On July 10, Ithaca College signed onto an amicus brief in support of Harvard University and the Massachusetts Institute of Technology’s legal complaint against the U.S. Department of Homeland Security and U.S. Immigration and Customs Enforcement (ICE). On July 6, ICE issued a policy directive that would have prohibited international students from being able to remain in the Unites States if they were enrolled in online-only courses for Fall 2020. Under the guidance, international students enrolled in online-only courses would have had to transfer to a higher education institution that offered hybrid or in-person courses or else would be subject to  deportation

The guidance was rescinded on Tuesday, July 14.  

IC was among the 180 colleges and universities that filed an amicus brief on behalf of the President’s Alliance on Higher Education and Immigrationof which IC President Shirley M. Collado is a founding member.  

The President’s Alliance  amicus  brief argued that higher education institutions and international students would experience significant burdens due to the guidance’s arbitrary prohibition, without notice, to online-only courses for international students, particularly after investing substantial resources in planning their fall 2020 operations. Institutions, the  amicus  argued, relied heavily on the existing Student and Exchange Visitor Program guidance that flexibility would continue “for the duration of the emergency.”  

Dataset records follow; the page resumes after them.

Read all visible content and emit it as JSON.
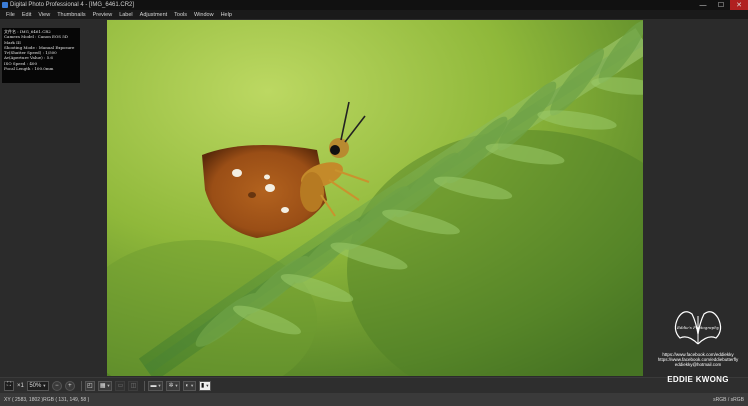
{
  "window": {
    "title": "Digital Photo Professional 4 - [IMG_6461.CR2]",
    "controls": {
      "minimize": "—",
      "maximize": "☐",
      "close": "✕"
    }
  },
  "menu": [
    "File",
    "Edit",
    "View",
    "Thumbnails",
    "Preview",
    "Label",
    "Adjustment",
    "Tools",
    "Window",
    "Help"
  ],
  "info_overlay": {
    "lines": [
      "文件名 : IMG_6461.CR2",
      "Camera Model : Canon EOS 5D Mark III",
      "Shooting Mode : Manual Exposure",
      "Tv(Shutter Speed) : 1/500",
      "Av(Aperture Value) : 5.6",
      "ISO Speed : 400",
      "Focal Length : 100.0mm"
    ]
  },
  "watermark": {
    "logo_text": "Eddie's Photography",
    "links": [
      "https://www.facebook.com/eddiekky",
      "https://www.facebook.com/eddiebutterfly",
      "eddiekky@hotmail.com"
    ],
    "name": "EDDIE KWONG"
  },
  "toolbar": {
    "zoom_x1": "×1",
    "zoom_level": "50%",
    "zoom_out": "−",
    "zoom_in": "+"
  },
  "status": {
    "left": "XY ( 2583, 1802 )RGB ( 131, 149,  58 )",
    "right": "sRGB / sRGB"
  },
  "colors": {
    "bg": "#2b2b2b",
    "title_bar": "#111111",
    "menu_bar": "#1a1a1a",
    "close_button": "#b02020",
    "status_bar": "#3a3a3a"
  }
}
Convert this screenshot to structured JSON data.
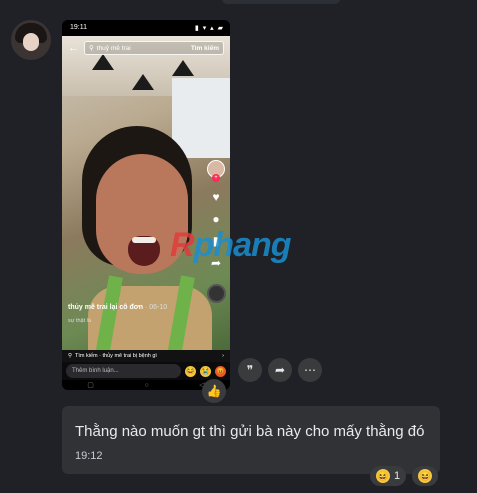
{
  "screenshot": {
    "status_time": "19:11",
    "status_icons": "▮ ▾ ▴ ▰",
    "search_query": "thuỷ mê trai",
    "search_button": "Tìm kiếm",
    "caption": "thủy mê trai lại cô đơn",
    "caption_date": "· 06-10",
    "sub_caption": "sự thật là",
    "related_search": "Tìm kiếm · thủy mê trai bị bệnh gì",
    "comment_placeholder": "Thêm bình luận...",
    "comment_emojis": [
      "😂",
      "😭",
      "😡"
    ],
    "nav_icons": [
      "▢",
      "○",
      "◁"
    ]
  },
  "watermark": {
    "first": "R",
    "rest": "phang"
  },
  "message": {
    "text": "Thằng nào muốn gt thì gửi bà này cho mấy thằng đó",
    "time": "19:12"
  },
  "reactions": [
    {
      "emoji": "😆",
      "count": "1"
    },
    {
      "emoji": "😆",
      "count": ""
    }
  ],
  "action_icons": {
    "react": "👍",
    "quote": "❞",
    "share": "➦",
    "more": "⋯"
  }
}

“We are in a critical moment in higher education around our response to the COVID-19 public health crisis, a situation that necessitates that colleges and universities devise creative and effective ways to best serve our students as scholars and as people,” said Ithaca College President Shirley M. Collado. “The ICE directive was not a political issue — it was a human rights issue. This demanded that colleges and universities stand with one another and unite in a very public way to advocate on behalf of students from all walks of life. It represented a national conversation that Ithaca College needed to join as a private college that serves the public good.”